a runway during takeoff ran into a Pan Am plane that was taxiing between
holding areas, waiting its turn to fly, causing 583 people to be killed.
The engineering division of British Rail applied for and received a
patent for a flying saucer in 1972.
It would be capable of transporting 22 passengers.
However, the nuclear fusion technology used to power it does not exist,
and it appears that by 1976 they lost faith in the practicability of the
saucer, and allowed the patent to lapse.
Dr. Samuel Pierpoint Longley flew an unmanned, steam-driven aeroplane on May 6, 1896, a distance of over 3,000 feet. It could have flown a greater distance except that Langley had purposely limited its fuel supply so he could recover it. Hearing of this experiment, the United States Congress voted Langley $50,000 to build a manned flying machine.

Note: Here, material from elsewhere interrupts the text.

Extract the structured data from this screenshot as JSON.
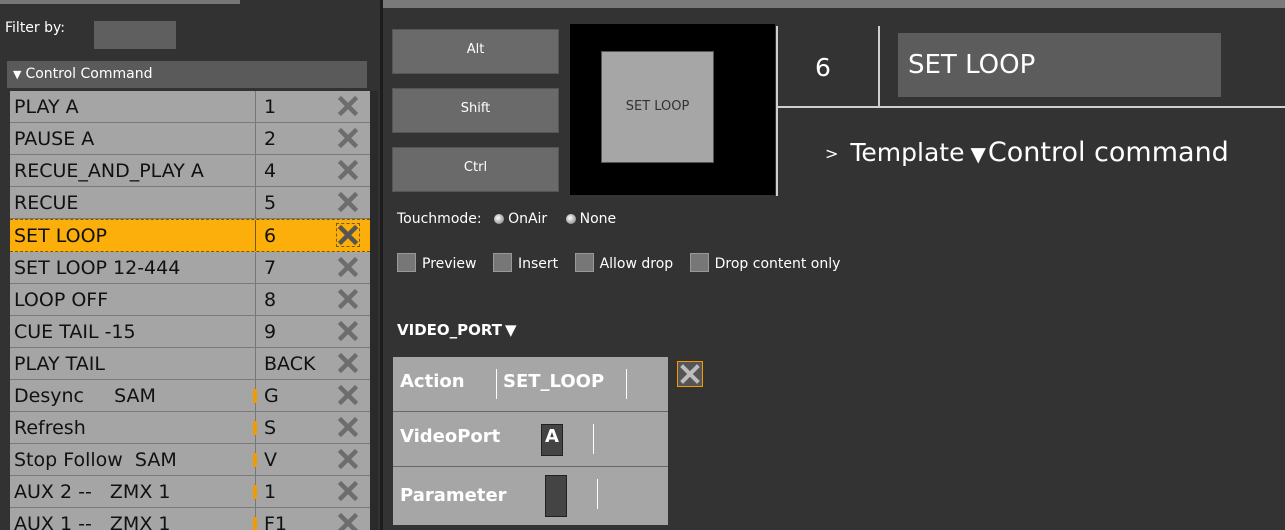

On two tests in 1903, the last slightly over a week before the Wright Brothers made their first flight, the plane failed to fly, not because of any defects in the plane but due to problems with the launch. Discouraged, ridiculed by the press, and with no more money, Langley gave up. He died three years later, a bitterly disappointed man. However, after his death, Glenn H. Curtiss refurbished his plane and flew it successfully, showing that his plane would have worked.
In order to apply to be an astronaut, a pilot must have completed 1000 hours of flying time in a jet aircraft.
Bessie Coleman, known as "Queen Bess, Daredevil Aviator," was the first African-American woman aviator. She received her pilot's certificate in 1921 in France and learned stunt-flying there. Bessie died in a flying accident in 1926 before she was able to achieve her goal of opening her own flight school. She was honored in 1995 by the U.S. Postal Service with a Black Heritage commemorative stamp.
Archytas of Tarentum, is reported, around 400 B.C., to have made a pigeon that could fly.
On March 16, 1926, Dr. Robert H. Goddard successfully launched the first liquid fueled rocket. The launch took place at Auburn, Massachusetts, and is regarded by flight historians to be as significant as the Wright Brothers flight at Kitty Hawk.
On August 29, 1929 the Graf Zeppelin, a rigid airship (or dirigible), completed a historic flight around the world that included a nonstop leg from Friedrichshafen, Germany to Tokyo, Japan -- a distance of almost 7,000 miles. The airship was 100 feet in diameter and 110 feet high, including the gondola bumpers. During its operating life from 1928 to 1937, the Graf Zeppelin made 590 flights, covering more than a million miles. A total of 13,100 passengers were carried without a single injury.
Orville and Wilbur Wright made their first successful flight on December 17, 1903. Wilbur and Orville had two older brothers and a younger sister. None of the Wright children were given a middle name.
The Wright brothers' first flight was shorter than the wingspan of a B-52 bomber.
The X-15 aircraft made a total of 199 flights over a period of nearly 10 years from 1959 to 1968. It set unofficial world speed and altitude records of 4,520 mph (Mach 6.7) and 354,200 feet. Information gained from the highly successful program contributed to the development of the Mercury, Gemini, and Apollo spacecraft and the Space Shuttle program.
In April 1844 the New York Sun carried a detailed
account of the first transatlantic balloon flight. The article detailed how eight men set out from Penstruthal in North Wales, and about three days later
landed on Sullivan's Island, in South Carolina.
The account, however, was a complete fabrication, written by novelist
Edgar Allen Poe.